--- MATERIAL TO PROCESS Enclosed Below ---
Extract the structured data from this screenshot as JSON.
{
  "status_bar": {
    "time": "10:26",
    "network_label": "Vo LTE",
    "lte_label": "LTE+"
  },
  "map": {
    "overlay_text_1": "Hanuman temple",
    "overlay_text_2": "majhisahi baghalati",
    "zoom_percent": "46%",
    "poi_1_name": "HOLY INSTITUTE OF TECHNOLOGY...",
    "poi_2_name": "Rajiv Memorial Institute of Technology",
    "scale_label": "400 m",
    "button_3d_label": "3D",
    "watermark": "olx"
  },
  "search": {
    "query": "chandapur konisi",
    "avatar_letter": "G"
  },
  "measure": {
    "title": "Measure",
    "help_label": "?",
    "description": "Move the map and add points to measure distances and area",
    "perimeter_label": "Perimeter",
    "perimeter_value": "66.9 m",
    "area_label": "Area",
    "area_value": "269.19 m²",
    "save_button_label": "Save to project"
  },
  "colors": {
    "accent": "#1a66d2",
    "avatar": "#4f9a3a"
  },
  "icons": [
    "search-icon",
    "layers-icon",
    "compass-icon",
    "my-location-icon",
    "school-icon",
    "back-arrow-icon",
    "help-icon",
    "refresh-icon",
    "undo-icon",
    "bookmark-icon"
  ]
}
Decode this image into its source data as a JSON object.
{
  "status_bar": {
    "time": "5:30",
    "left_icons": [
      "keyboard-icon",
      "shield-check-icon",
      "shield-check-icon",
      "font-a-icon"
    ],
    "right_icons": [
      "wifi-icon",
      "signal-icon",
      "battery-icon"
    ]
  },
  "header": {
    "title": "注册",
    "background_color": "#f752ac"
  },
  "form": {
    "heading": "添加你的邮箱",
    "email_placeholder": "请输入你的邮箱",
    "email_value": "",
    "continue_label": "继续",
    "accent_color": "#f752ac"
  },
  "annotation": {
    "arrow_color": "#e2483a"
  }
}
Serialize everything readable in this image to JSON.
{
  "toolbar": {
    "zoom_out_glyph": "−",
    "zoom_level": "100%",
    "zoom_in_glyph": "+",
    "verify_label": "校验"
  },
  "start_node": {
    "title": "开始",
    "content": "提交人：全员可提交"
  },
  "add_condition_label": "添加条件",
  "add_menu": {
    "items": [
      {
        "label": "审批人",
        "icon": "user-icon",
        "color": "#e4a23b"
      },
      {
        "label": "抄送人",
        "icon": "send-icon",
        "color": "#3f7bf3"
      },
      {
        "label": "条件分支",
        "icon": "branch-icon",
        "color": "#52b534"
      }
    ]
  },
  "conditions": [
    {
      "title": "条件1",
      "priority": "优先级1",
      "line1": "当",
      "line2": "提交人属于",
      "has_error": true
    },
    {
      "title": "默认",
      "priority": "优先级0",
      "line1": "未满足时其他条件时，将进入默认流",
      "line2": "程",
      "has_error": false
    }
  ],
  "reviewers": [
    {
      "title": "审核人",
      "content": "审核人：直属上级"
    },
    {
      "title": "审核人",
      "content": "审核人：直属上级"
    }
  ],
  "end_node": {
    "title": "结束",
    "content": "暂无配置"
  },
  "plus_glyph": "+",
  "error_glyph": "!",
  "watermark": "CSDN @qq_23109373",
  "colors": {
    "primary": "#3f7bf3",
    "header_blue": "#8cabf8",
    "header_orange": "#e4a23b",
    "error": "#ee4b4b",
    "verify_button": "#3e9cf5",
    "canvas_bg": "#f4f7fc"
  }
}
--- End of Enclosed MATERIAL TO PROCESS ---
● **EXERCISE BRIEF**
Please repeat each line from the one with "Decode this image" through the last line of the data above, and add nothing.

● **PROBLEM SOLUTION**
Decode this image into its source data as a JSON object.
{
  "status_bar": {
    "time": "5:30",
    "left_icons": [
      "keyboard-icon",
      "shield-check-icon",
      "shield-check-icon",
      "font-a-icon"
    ],
    "right_icons": [
      "wifi-icon",
      "signal-icon",
      "battery-icon"
    ]
  },
  "header": {
    "title": "注册",
    "background_color": "#f752ac"
  },
  "form": {
    "heading": "添加你的邮箱",
    "email_placeholder": "请输入你的邮箱",
    "email_value": "",
    "continue_label": "继续",
    "accent_color": "#f752ac"
  },
  "annotation": {
    "arrow_color": "#e2483a"
  }
}
Serialize everything readable in this image to JSON.
{
  "toolbar": {
    "zoom_out_glyph": "−",
    "zoom_level": "100%",
    "zoom_in_glyph": "+",
    "verify_label": "校验"
  },
  "start_node": {
    "title": "开始",
    "content": "提交人：全员可提交"
  },
  "add_condition_label": "添加条件",
  "add_menu": {
    "items": [
      {
        "label": "审批人",
        "icon": "user-icon",
        "color": "#e4a23b"
      },
      {
        "label": "抄送人",
        "icon": "send-icon",
        "color": "#3f7bf3"
      },
      {
        "label": "条件分支",
        "icon": "branch-icon",
        "color": "#52b534"
      }
    ]
  },
  "conditions": [
    {
      "title": "条件1",
      "priority": "优先级1",
      "line1": "当",
      "line2": "提交人属于",
      "has_error": true
    },
    {
      "title": "默认",
      "priority": "优先级0",
      "line1": "未满足时其他条件时，将进入默认流",
      "line2": "程",
      "has_error": false
    }
  ],
  "reviewers": [
    {
      "title": "审核人",
      "content": "审核人：直属上级"
    },
    {
      "title": "审核人",
      "content": "审核人：直属上级"
    }
  ],
  "end_node": {
    "title": "结束",
    "content": "暂无配置"
  },
  "plus_glyph": "+",
  "error_glyph": "!",
  "watermark": "CSDN @qq_23109373",
  "colors": {
    "primary": "#3f7bf3",
    "header_blue": "#8cabf8",
    "header_orange": "#e4a23b",
    "error": "#ee4b4b",
    "verify_button": "#3e9cf5",
    "canvas_bg": "#f4f7fc"
  }
}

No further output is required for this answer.